_Data records for software interfaces_
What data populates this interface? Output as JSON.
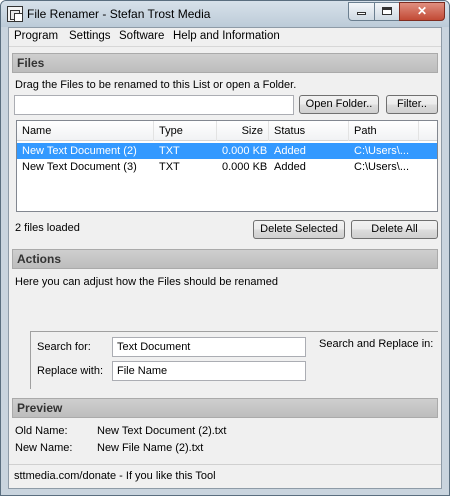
{
  "window": {
    "title": "File Renamer - Stefan Trost Media"
  },
  "menu": {
    "items": [
      "Program",
      "Settings",
      "Software",
      "Help and Information"
    ]
  },
  "files": {
    "header": "Files",
    "instruction": "Drag the Files to be renamed to this List or open a Folder.",
    "path_value": "",
    "open_folder_label": "Open Folder..",
    "filter_label": "Filter..",
    "columns": [
      "Name",
      "Type",
      "Size",
      "Status",
      "Path"
    ],
    "rows": [
      {
        "name": "New Text Document (2)",
        "type": "TXT",
        "size": "0.000 KB",
        "status": "Added",
        "path": "C:\\Users\\...",
        "selected": true
      },
      {
        "name": "New Text Document (3)",
        "type": "TXT",
        "size": "0.000 KB",
        "status": "Added",
        "path": "C:\\Users\\...",
        "selected": false
      }
    ],
    "count_text": "2 files loaded",
    "delete_selected_label": "Delete Selected",
    "delete_all_label": "Delete All"
  },
  "actions": {
    "header": "Actions",
    "description": "Here you can adjust how the Files should be renamed",
    "search_for_label": "Search for:",
    "search_for_value": "Text Document",
    "replace_with_label": "Replace with:",
    "replace_with_value": "File Name",
    "search_replace_in_label": "Search and Replace in:"
  },
  "preview": {
    "header": "Preview",
    "old_name_label": "Old Name:",
    "old_name_value": "New Text Document (2).txt",
    "new_name_label": "New Name:",
    "new_name_value": "New File Name (2).txt"
  },
  "status": {
    "text": "sttmedia.com/donate - If you like this Tool"
  },
  "colors": {
    "selection": "#3399ff",
    "section_header": "#c6c6c6",
    "close_button": "#c24a35"
  }
}
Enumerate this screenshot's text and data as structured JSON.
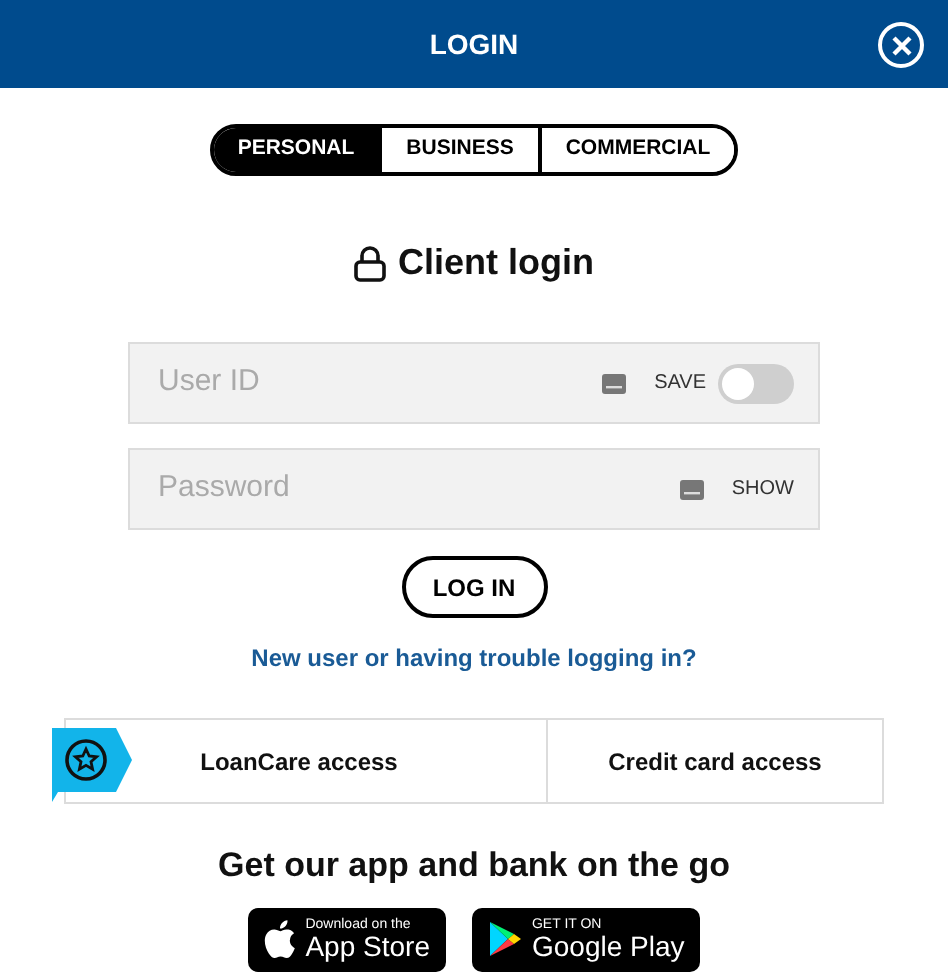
{
  "header": {
    "title": "LOGIN"
  },
  "tabs": [
    {
      "label": "PERSONAL",
      "selected": true
    },
    {
      "label": "BUSINESS",
      "selected": false
    },
    {
      "label": "COMMERCIAL",
      "selected": false
    }
  ],
  "heading": "Client login",
  "fields": [
    {
      "placeholder": "User ID",
      "action": "SAVE",
      "kind": "toggle",
      "on": false
    },
    {
      "placeholder": "Password",
      "action": "SHOW",
      "kind": "link"
    }
  ],
  "login_button": "LOG IN",
  "help_link": "New user or having trouble logging in?",
  "access": [
    {
      "label": "LoanCare access",
      "badge": true
    },
    {
      "label": "Credit card access",
      "badge": false
    }
  ],
  "app_heading": "Get our app and bank on the go",
  "stores": [
    {
      "kind": "apple",
      "small": "Download on the",
      "big": "App Store"
    },
    {
      "kind": "google",
      "small": "GET IT ON",
      "big": "Google Play"
    }
  ]
}
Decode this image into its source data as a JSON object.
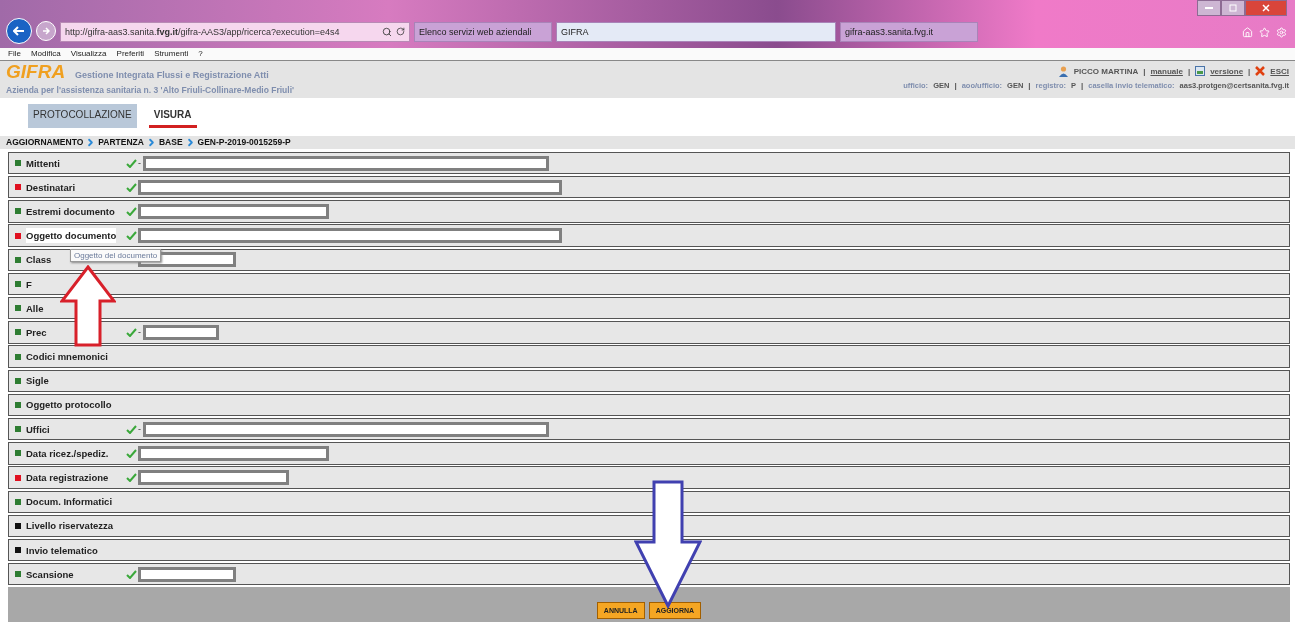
{
  "browser": {
    "address": "http://gifra-aas3.sanita.**fvg.it**/gifra-AAS3/app/ricerca?execution=e4s4",
    "tabs": [
      {
        "label": "Elenco servizi web aziendali",
        "selected": false
      },
      {
        "label": "GIFRA",
        "selected": true
      },
      {
        "label": "gifra-aas3.sanita.fvg.it",
        "selected": false
      }
    ],
    "menu": [
      "File",
      "Modifica",
      "Visualizza",
      "Preferiti",
      "Strumenti",
      "?"
    ]
  },
  "header": {
    "logo": "GIFRA",
    "title": "Gestione Integrata Flussi e Registrazione Atti",
    "organization": "Azienda per l'assistenza sanitaria n. 3 'Alto Friuli-Collinare-Medio Friuli'",
    "user": "PICCO MARTINA",
    "separator": "|",
    "links": [
      {
        "kind": "manual",
        "label": "manuale"
      },
      {
        "kind": "version",
        "label": "versione"
      },
      {
        "kind": "exit",
        "label": "ESCI"
      }
    ],
    "info": [
      {
        "label": "ufficio:",
        "value": "GEN"
      },
      {
        "label": "aoo/ufficio:",
        "value": "GEN"
      },
      {
        "label": "registro:",
        "value": "P"
      },
      {
        "label": "casella invio telematico:",
        "value": "aas3.protgen@certsanita.fvg.it"
      }
    ]
  },
  "nav_tabs": [
    {
      "label": "PROTOCOLLAZIONE",
      "selected": false
    },
    {
      "label": "VISURA",
      "selected": true
    }
  ],
  "breadcrumb": [
    "AGGIORNAMENTO",
    "PARTENZA",
    "BASE",
    "GEN-P-2019-0015259-P"
  ],
  "sections": [
    {
      "label": "Mittenti",
      "color": "#2e7d32",
      "checked": true,
      "prefix": "-",
      "kind": "long"
    },
    {
      "label": "Destinatari",
      "color": "#e01020",
      "checked": true,
      "kind": "longer"
    },
    {
      "label": "Estremi documento",
      "color": "#2e7d32",
      "checked": true,
      "kind": "medium"
    },
    {
      "label": "Oggetto documento",
      "color": "#e01020",
      "checked": true,
      "kind": "longer",
      "highlighted": true
    },
    {
      "label": "Class",
      "color": "#2e7d32",
      "checked": false,
      "kind": "small"
    },
    {
      "label": "F",
      "color": "#2e7d32",
      "checked": false,
      "kind": "plain"
    },
    {
      "label": "Alle",
      "color": "#2e7d32",
      "checked": false,
      "kind": "plain"
    },
    {
      "label": "Prec",
      "color": "#2e7d32",
      "checked": true,
      "prefix": "-",
      "kind": "tiny"
    },
    {
      "label": "Codici mnemonici",
      "color": "#2e7d32",
      "checked": false,
      "kind": "plain"
    },
    {
      "label": "Sigle",
      "color": "#2e7d32",
      "checked": false,
      "kind": "plain"
    },
    {
      "label": "Oggetto protocollo",
      "color": "#2e7d32",
      "checked": false,
      "kind": "plain"
    },
    {
      "label": "Uffici",
      "color": "#2e7d32",
      "checked": true,
      "prefix": "-",
      "kind": "long"
    },
    {
      "label": "Data ricez./spediz.",
      "color": "#2e7d32",
      "checked": true,
      "kind": "medium"
    },
    {
      "label": "Data registrazione",
      "color": "#e01020",
      "checked": true,
      "kind": "short"
    },
    {
      "label": "Docum. Informatici",
      "color": "#2e7d32",
      "checked": false,
      "kind": "plain"
    },
    {
      "label": "Livello riservatezza",
      "color": "#111111",
      "checked": false,
      "kind": "plain"
    },
    {
      "label": "Invio telematico",
      "color": "#111111",
      "checked": false,
      "kind": "plain"
    },
    {
      "label": "Scansione",
      "color": "#2e7d32",
      "checked": true,
      "kind": "small"
    }
  ],
  "tooltip": "Oggetto del documento",
  "buttons": [
    "ANNULLA",
    "AGGIORNA"
  ]
}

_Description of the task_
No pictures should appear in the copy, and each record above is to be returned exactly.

_Written answer_
What data populates this interface? Output as JSON.
{
  "window": {
    "title": "File Renamer - Stefan Trost Media"
  },
  "menu": {
    "items": [
      "Program",
      "Settings",
      "Software",
      "Help and Information"
    ]
  },
  "files": {
    "header": "Files",
    "instruction": "Drag the Files to be renamed to this List or open a Folder.",
    "path_value": "",
    "open_folder_label": "Open Folder..",
    "filter_label": "Filter..",
    "columns": [
      "Name",
      "Type",
      "Size",
      "Status",
      "Path"
    ],
    "rows": [
      {
        "name": "New Text Document (2)",
        "type": "TXT",
        "size": "0.000 KB",
        "status": "Added",
        "path": "C:\\Users\\...",
        "selected": true
      },
      {
        "name": "New Text Document (3)",
        "type": "TXT",
        "size": "0.000 KB",
        "status": "Added",
        "path": "C:\\Users\\...",
        "selected": false
      }
    ],
    "count_text": "2 files loaded",
    "delete_selected_label": "Delete Selected",
    "delete_all_label": "Delete All"
  },
  "actions": {
    "header": "Actions",
    "description": "Here you can adjust how the Files should be renamed",
    "search_for_label": "Search for:",
    "search_for_value": "Text Document",
    "replace_with_label": "Replace with:",
    "replace_with_value": "File Name",
    "search_replace_in_label": "Search and Replace in:"
  },
  "preview": {
    "header": "Preview",
    "old_name_label": "Old Name:",
    "old_name_value": "New Text Document (2).txt",
    "new_name_label": "New Name:",
    "new_name_value": "New File Name (2).txt"
  },
  "status": {
    "text": "sttmedia.com/donate - If you like this Tool"
  },
  "colors": {
    "selection": "#3399ff",
    "section_header": "#c6c6c6",
    "close_button": "#c24a35"
  }
}
Enumerate this screenshot's text and data as structured JSON.
{
  "header": {
    "title": "LOGIN"
  },
  "tabs": [
    {
      "label": "PERSONAL",
      "selected": true
    },
    {
      "label": "BUSINESS",
      "selected": false
    },
    {
      "label": "COMMERCIAL",
      "selected": false
    }
  ],
  "heading": "Client login",
  "fields": [
    {
      "placeholder": "User ID",
      "action": "SAVE",
      "kind": "toggle",
      "on": false
    },
    {
      "placeholder": "Password",
      "action": "SHOW",
      "kind": "link"
    }
  ],
  "login_button": "LOG IN",
  "help_link": "New user or having trouble logging in?",
  "access": [
    {
      "label": "LoanCare access",
      "badge": true
    },
    {
      "label": "Credit card access",
      "badge": false
    }
  ],
  "app_heading": "Get our app and bank on the go",
  "stores": [
    {
      "kind": "apple",
      "small": "Download on the",
      "big": "App Store"
    },
    {
      "kind": "google",
      "small": "GET IT ON",
      "big": "Google Play"
    }
  ]
}
Decode this image into its source data as a JSON object.
{
  "browser": {
    "address": "http://gifra-aas3.sanita.**fvg.it**/gifra-AAS3/app/ricerca?execution=e4s4",
    "tabs": [
      {
        "label": "Elenco servizi web aziendali",
        "selected": false
      },
      {
        "label": "GIFRA",
        "selected": true
      },
      {
        "label": "gifra-aas3.sanita.fvg.it",
        "selected": false
      }
    ],
    "menu": [
      "File",
      "Modifica",
      "Visualizza",
      "Preferiti",
      "Strumenti",
      "?"
    ]
  },
  "header": {
    "logo": "GIFRA",
    "title": "Gestione Integrata Flussi e Registrazione Atti",
    "organization": "Azienda per l'assistenza sanitaria n. 3 'Alto Friuli-Collinare-Medio Friuli'",
    "user": "PICCO MARTINA",
    "separator": "|",
    "links": [
      {
        "kind": "manual",
        "label": "manuale"
      },
      {
        "kind": "version",
        "label": "versione"
      },
      {
        "kind": "exit",
        "label": "ESCI"
      }
    ],
    "info": [
      {
        "label": "ufficio:",
        "value": "GEN"
      },
      {
        "label": "aoo/ufficio:",
        "value": "GEN"
      },
      {
        "label": "registro:",
        "value": "P"
      },
      {
        "label": "casella invio telematico:",
        "value": "aas3.protgen@certsanita.fvg.it"
      }
    ]
  },
  "nav_tabs": [
    {
      "label": "PROTOCOLLAZIONE",
      "selected": false
    },
    {
      "label": "VISURA",
      "selected": true
    }
  ],
  "breadcrumb": [
    "AGGIORNAMENTO",
    "PARTENZA",
    "BASE",
    "GEN-P-2019-0015259-P"
  ],
  "sections": [
    {
      "label": "Mittenti",
      "color": "#2e7d32",
      "checked": true,
      "prefix": "-",
      "kind": "long"
    },
    {
      "label": "Destinatari",
      "color": "#e01020",
      "checked": true,
      "kind": "longer"
    },
    {
      "label": "Estremi documento",
      "color": "#2e7d32",
      "checked": true,
      "kind": "medium"
    },
    {
      "label": "Oggetto documento",
      "color": "#e01020",
      "checked": true,
      "kind": "longer",
      "highlighted": true
    },
    {
      "label": "Class",
      "color": "#2e7d32",
      "checked": false,
      "kind": "small"
    },
    {
      "label": "F",
      "color": "#2e7d32",
      "checked": false,
      "kind": "plain"
    },
    {
      "label": "Alle",
      "color": "#2e7d32",
      "checked": false,
      "kind": "plain"
    },
    {
      "label": "Prec",
      "color": "#2e7d32",
      "checked": true,
      "prefix": "-",
      "kind": "tiny"
    },
    {
      "label": "Codici mnemonici",
      "color": "#2e7d32",
      "checked": false,
      "kind": "plain"
    },
    {
      "label": "Sigle",
      "color": "#2e7d32",
      "checked": false,
      "kind": "plain"
    },
    {
      "label": "Oggetto protocollo",
      "color": "#2e7d32",
      "checked": false,
      "kind": "plain"
    },
    {
      "label": "Uffici",
      "color": "#2e7d32",
      "checked": true,
      "prefix": "-",
      "kind": "long"
    },
    {
      "label": "Data ricez./spediz.",
      "color": "#2e7d32",
      "checked": true,
      "kind": "medium"
    },
    {
      "label": "Data registrazione",
      "color": "#e01020",
      "checked": true,
      "kind": "short"
    },
    {
      "label": "Docum. Informatici",
      "color": "#2e7d32",
      "checked": false,
      "kind": "plain"
    },
    {
      "label": "Livello riservatezza",
      "color": "#111111",
      "checked": false,
      "kind": "plain"
    },
    {
      "label": "Invio telematico",
      "color": "#111111",
      "checked": false,
      "kind": "plain"
    },
    {
      "label": "Scansione",
      "color": "#2e7d32",
      "checked": true,
      "kind": "small"
    }
  ],
  "tooltip": "Oggetto del documento",
  "buttons": [
    "ANNULLA",
    "AGGIORNA"
  ]
}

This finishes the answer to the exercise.